He faced 14 batters, two over the minimum, and got eight groundball outs, including a double play to end the third with runners on first and second.
 
“Better tempo once again, consistent with his last outing,” said manager John Farrell.
 
“I think any time we see Clay putting the ball on the ground, he’s got a sinker, he’s got his late action pitches working down in the zone,” Farrell said. “And that was the case again today. Key double play ball for him. And I think as we’ve seen his evolution as a starting pitcher, as he’s gone to that two-seamer, it really puts him in a good position to not only be efficient but when he needs to, get a groundball double play as the case was today.”
 
Buchholz, too, has noticed the difference.
 
“Everything is good,” he said. “That’s been my No. 1 key as of late, getting on the rubber and throwing a pitch and getting back up there. Just to make the game go a little bit quicker and not have to think too much. Just getting the ball and trying to go after it.”

Buchholz was pleased with his outing. In 8 1/3 outings this spring, Buchholz has yet to give up a run.

“Everything is starting to fall together,” he said. “I was able to go out there and execute pitches, like one after another, a little bit better than the last time out and the time before that. I feel like it’s all coming together for the spring, getting up and down a little bit more and the next time when I go out it’ll be five innings. It’s starting to feel more real now.

“I was able to throw a fastball for a strike. Strike one has been big. Didn’t do it to a couple of guys today. But I was able to get back into the count with a cutter or a two-seamer to get them to roll over or some weak contact. That has sort of been the name of the game for me the past three times out. Been able to throw a four-seamer and two-seamer to both sides of the plate and get ahead.”
 
Getting that contact, though, has cut down on the number of strikeouts he’s gotten. Buchholz had just one strikeout in this game, Colby Rasmus leading off the third inning, and has just seven this season.

“Once I get to two strikes then I can try to strike somebody out,” he said. “But you can’t strike ‘em out if they’re, you know, it seems especially when I pitch against them the last couple of seasons they’ve been really aggressive to the fastball early in counts. They’re the same thing today. They swung the bat early, didn’t really get ahead of a whole lot of hitters with two strikes. Once I get to two strikes, then I can think about throwing an out pitch and getting a swing and miss or something looking. I think I threw [45] pitches. I’ll take a low pitch count over a high strikeout.”
 
Buchholz was slowed at the beginning of spring training by a hamstring strain on the first day of official workouts for pitchers and catchers. That’s all behind him now, he believes.
 
“I feel fine,” he said. “It happened the first day of camp. I knew I was only going to be about an inning behind everybody so I feel like I’m catching up to them and being able to go every five days. Once we get to that five-inning mark and go six and get up to 100 pitches late in spring, that’s sort of where you want to be anyway. I don’t really think I missed a whole lot.
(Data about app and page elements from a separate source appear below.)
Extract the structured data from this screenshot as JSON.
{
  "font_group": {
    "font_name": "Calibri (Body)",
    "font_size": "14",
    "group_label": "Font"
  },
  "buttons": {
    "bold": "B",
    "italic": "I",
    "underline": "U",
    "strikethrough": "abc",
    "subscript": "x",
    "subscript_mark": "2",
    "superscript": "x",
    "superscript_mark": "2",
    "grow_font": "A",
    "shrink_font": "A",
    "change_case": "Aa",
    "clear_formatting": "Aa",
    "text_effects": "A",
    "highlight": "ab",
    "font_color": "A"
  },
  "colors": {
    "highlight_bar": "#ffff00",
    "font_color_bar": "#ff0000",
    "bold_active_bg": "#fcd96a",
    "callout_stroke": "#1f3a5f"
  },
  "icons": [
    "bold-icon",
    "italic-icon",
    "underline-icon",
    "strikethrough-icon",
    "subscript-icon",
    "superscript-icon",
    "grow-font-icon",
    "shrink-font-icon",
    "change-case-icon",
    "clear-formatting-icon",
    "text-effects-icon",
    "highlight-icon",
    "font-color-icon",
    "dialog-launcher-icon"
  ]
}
“I feel comfortable with all my pitches. There’s not one particular pitch I feel I need to work on more than the others. I think I’m right where I need to be right now.”